[Web page and app entries]

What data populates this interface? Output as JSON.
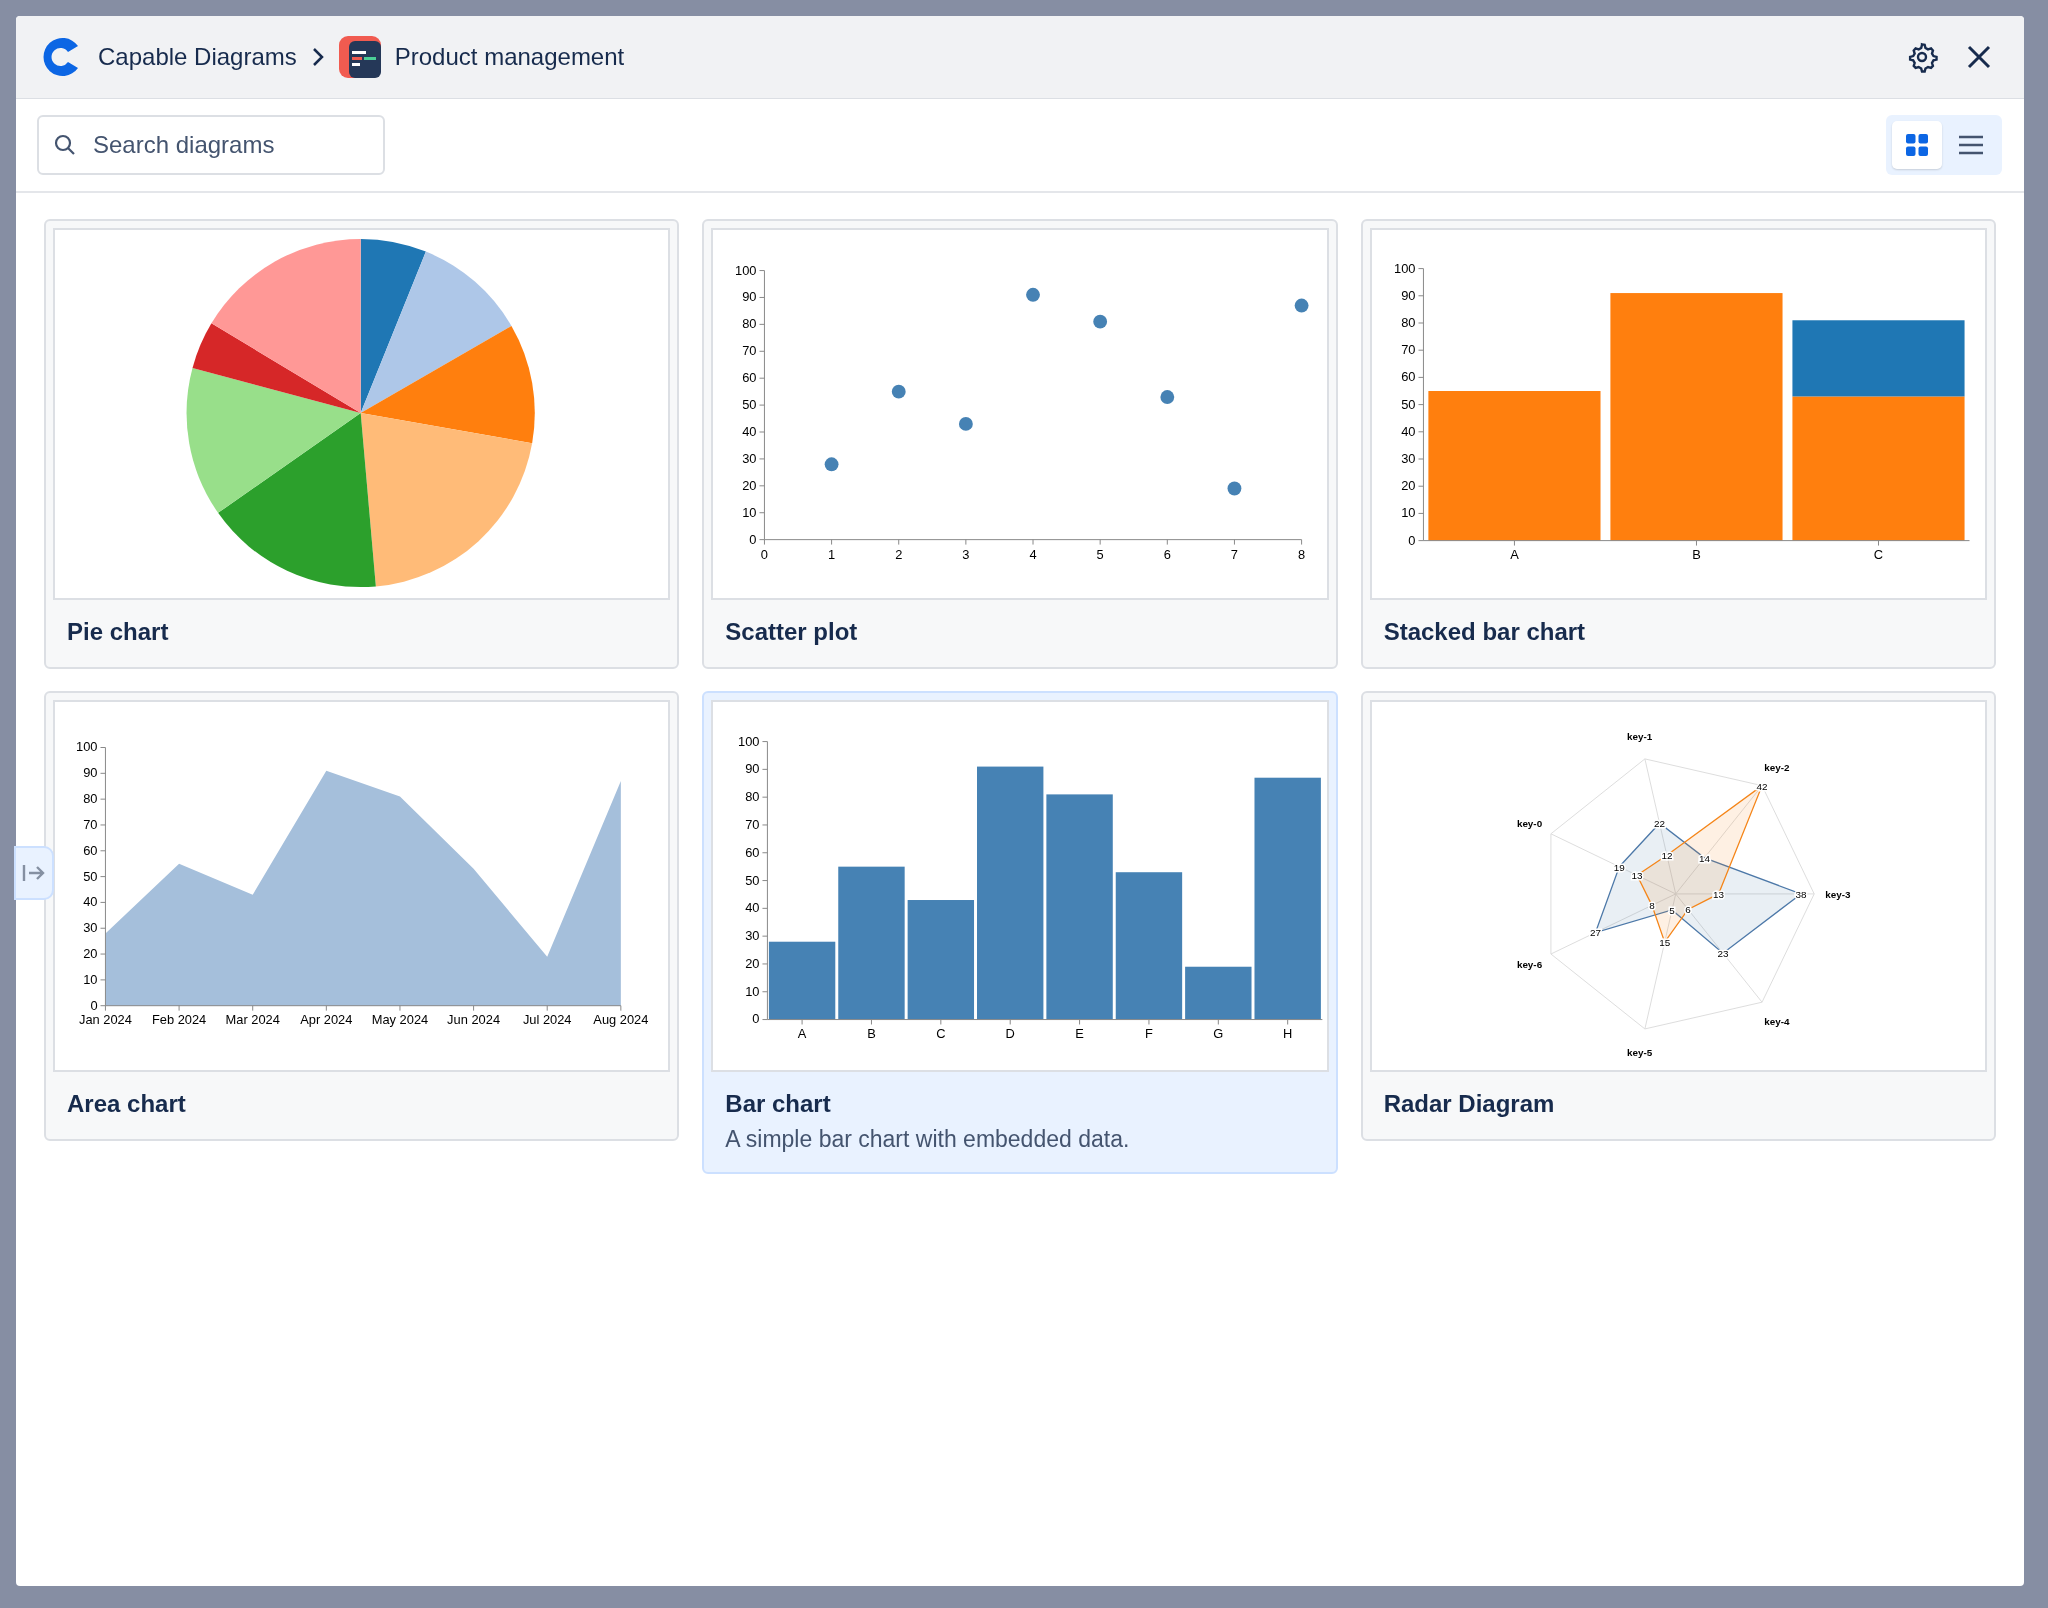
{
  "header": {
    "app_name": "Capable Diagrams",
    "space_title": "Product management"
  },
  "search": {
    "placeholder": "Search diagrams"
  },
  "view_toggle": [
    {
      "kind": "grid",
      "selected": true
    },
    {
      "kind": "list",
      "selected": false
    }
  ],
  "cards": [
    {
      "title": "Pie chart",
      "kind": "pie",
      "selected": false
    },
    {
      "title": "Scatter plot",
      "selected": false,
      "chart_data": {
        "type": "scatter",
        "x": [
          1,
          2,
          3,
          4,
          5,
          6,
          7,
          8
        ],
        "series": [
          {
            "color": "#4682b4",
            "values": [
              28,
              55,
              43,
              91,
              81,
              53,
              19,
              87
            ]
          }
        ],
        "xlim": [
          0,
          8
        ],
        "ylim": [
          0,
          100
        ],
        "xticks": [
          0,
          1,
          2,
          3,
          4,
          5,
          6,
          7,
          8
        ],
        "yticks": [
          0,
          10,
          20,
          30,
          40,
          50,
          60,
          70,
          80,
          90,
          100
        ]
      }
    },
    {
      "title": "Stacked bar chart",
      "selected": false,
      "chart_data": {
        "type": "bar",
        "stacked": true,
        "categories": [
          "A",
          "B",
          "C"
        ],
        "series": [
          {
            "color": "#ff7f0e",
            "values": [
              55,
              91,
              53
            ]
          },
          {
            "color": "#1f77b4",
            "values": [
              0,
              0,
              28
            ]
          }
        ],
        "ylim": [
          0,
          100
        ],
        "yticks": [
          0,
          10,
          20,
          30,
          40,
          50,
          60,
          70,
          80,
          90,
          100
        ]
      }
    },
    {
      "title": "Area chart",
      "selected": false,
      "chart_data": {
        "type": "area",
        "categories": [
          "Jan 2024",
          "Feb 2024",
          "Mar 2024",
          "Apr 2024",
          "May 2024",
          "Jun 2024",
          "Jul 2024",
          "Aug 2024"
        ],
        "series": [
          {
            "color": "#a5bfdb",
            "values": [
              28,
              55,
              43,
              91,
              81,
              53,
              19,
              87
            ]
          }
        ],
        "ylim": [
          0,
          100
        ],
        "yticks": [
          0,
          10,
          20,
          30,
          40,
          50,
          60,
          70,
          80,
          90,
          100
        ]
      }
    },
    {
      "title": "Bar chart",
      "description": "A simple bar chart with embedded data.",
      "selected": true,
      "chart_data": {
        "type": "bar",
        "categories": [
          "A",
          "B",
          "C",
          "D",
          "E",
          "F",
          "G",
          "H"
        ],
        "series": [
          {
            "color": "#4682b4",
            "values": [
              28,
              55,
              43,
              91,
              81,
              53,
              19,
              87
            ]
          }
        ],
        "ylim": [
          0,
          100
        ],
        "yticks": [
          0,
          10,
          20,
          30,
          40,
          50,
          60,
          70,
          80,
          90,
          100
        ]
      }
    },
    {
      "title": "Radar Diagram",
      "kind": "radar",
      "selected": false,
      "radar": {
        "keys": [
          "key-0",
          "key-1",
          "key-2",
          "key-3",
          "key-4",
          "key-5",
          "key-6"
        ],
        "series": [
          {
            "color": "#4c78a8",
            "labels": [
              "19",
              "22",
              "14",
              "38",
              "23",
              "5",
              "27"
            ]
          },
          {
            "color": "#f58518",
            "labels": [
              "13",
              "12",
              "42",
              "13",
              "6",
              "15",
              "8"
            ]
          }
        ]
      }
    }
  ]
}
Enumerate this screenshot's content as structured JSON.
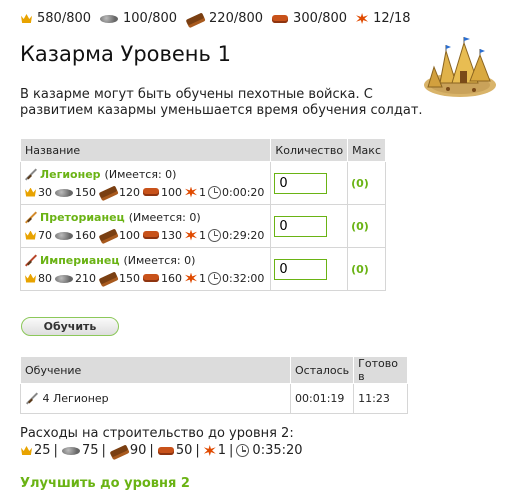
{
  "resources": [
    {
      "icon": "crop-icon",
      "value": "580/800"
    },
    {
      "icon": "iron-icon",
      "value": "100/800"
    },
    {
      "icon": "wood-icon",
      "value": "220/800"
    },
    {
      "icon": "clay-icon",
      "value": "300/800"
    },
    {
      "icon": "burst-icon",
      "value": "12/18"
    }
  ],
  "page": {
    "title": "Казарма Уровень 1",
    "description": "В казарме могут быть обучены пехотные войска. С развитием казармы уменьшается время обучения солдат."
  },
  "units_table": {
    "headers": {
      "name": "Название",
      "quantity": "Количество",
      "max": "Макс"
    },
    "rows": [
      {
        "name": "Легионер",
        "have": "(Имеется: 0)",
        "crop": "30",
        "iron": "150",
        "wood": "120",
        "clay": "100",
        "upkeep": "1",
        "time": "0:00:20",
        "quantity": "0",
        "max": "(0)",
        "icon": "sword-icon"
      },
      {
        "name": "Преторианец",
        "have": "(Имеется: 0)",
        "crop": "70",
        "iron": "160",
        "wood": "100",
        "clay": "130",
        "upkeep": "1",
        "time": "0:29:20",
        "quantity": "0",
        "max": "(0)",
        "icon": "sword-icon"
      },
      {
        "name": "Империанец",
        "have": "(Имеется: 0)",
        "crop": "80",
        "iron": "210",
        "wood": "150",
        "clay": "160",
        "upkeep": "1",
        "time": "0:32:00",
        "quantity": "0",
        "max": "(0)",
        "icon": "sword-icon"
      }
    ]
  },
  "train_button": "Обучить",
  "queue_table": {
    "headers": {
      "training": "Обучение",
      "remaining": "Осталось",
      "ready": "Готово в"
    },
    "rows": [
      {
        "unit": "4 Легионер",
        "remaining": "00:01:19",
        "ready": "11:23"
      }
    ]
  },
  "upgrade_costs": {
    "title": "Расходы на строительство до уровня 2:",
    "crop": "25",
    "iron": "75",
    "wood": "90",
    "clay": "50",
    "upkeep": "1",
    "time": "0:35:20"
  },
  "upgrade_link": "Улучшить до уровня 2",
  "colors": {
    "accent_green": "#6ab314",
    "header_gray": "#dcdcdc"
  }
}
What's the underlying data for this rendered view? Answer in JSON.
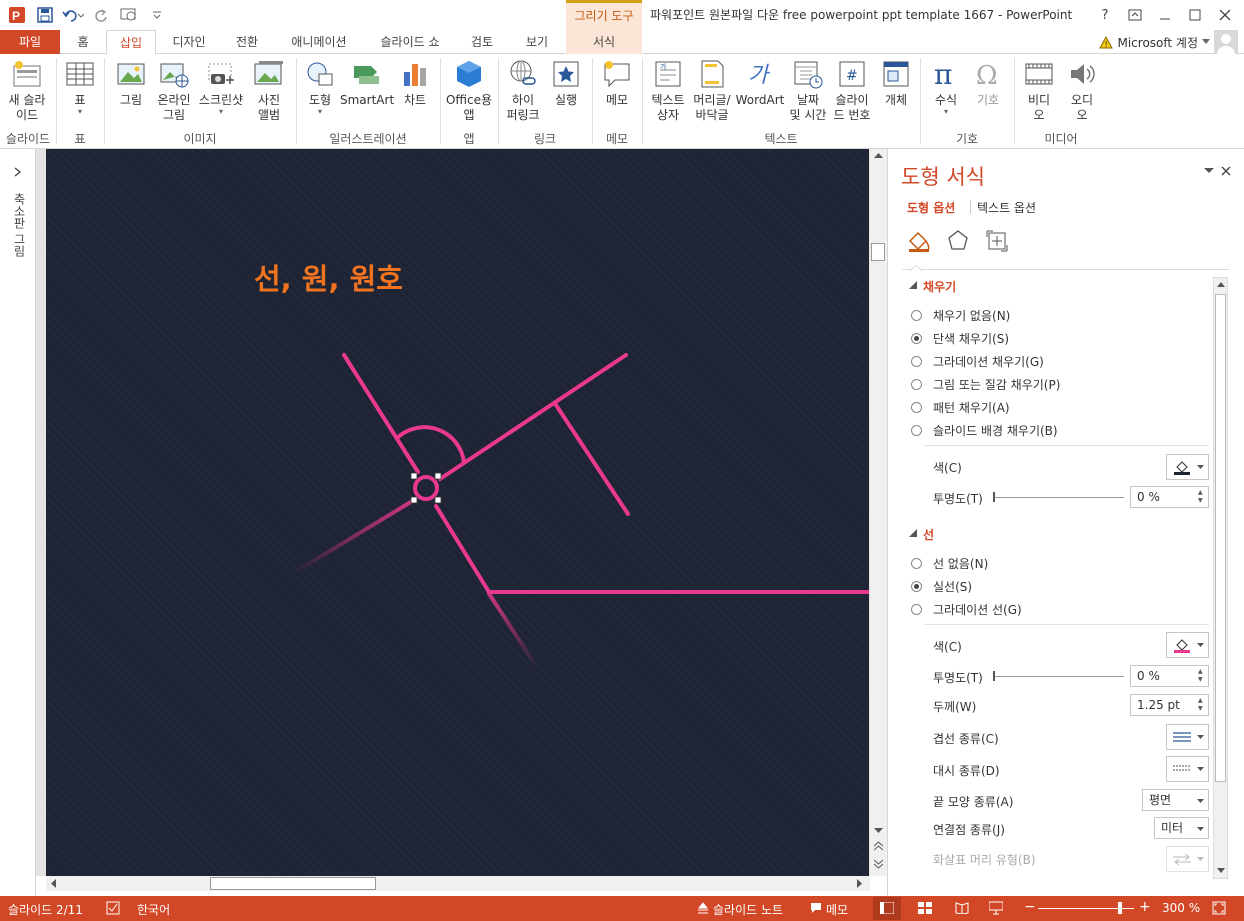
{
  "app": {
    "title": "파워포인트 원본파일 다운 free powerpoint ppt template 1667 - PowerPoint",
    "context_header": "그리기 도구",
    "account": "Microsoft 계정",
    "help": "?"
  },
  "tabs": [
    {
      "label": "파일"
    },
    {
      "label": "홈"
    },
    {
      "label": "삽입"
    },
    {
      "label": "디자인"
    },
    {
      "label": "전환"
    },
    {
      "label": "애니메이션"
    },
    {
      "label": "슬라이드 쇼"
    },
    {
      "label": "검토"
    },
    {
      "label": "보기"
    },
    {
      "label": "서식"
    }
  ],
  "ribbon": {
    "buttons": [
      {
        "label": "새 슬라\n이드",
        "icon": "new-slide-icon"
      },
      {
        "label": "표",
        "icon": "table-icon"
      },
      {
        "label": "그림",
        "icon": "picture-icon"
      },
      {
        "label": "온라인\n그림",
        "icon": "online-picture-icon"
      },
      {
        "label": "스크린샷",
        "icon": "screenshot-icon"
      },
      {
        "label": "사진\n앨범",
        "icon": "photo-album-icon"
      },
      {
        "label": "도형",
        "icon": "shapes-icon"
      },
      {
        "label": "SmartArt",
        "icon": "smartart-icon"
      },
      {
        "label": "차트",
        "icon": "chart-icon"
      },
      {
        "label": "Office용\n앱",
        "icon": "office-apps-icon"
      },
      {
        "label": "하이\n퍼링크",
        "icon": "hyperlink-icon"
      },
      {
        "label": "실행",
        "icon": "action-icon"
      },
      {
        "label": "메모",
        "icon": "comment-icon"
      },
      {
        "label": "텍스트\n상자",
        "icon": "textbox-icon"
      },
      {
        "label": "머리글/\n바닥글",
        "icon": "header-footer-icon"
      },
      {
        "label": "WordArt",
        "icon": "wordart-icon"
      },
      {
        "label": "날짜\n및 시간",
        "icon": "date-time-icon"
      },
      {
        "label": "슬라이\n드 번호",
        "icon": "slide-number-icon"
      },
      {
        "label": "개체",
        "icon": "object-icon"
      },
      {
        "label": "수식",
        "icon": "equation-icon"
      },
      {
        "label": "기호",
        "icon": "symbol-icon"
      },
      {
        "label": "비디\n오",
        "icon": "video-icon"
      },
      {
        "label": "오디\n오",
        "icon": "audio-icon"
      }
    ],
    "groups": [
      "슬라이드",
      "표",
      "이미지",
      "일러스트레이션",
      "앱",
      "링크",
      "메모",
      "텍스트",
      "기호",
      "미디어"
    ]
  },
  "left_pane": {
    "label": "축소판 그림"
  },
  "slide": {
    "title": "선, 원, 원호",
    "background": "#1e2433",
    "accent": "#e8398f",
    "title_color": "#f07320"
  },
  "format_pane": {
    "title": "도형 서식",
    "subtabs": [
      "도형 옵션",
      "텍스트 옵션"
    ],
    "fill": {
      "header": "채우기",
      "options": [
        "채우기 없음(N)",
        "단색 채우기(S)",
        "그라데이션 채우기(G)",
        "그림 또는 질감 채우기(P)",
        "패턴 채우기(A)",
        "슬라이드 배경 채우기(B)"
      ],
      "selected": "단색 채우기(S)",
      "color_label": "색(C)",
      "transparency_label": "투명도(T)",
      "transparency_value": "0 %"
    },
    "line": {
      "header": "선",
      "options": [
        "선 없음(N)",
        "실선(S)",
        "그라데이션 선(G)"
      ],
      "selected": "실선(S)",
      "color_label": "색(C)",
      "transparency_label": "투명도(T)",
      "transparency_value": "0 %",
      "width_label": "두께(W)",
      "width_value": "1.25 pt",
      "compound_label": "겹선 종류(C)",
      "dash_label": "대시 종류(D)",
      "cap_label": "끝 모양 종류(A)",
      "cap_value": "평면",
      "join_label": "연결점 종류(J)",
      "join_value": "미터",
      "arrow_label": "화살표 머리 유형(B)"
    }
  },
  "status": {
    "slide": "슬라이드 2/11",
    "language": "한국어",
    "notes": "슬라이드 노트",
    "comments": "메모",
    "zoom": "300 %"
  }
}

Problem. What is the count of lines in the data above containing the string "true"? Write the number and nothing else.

Written solution. 3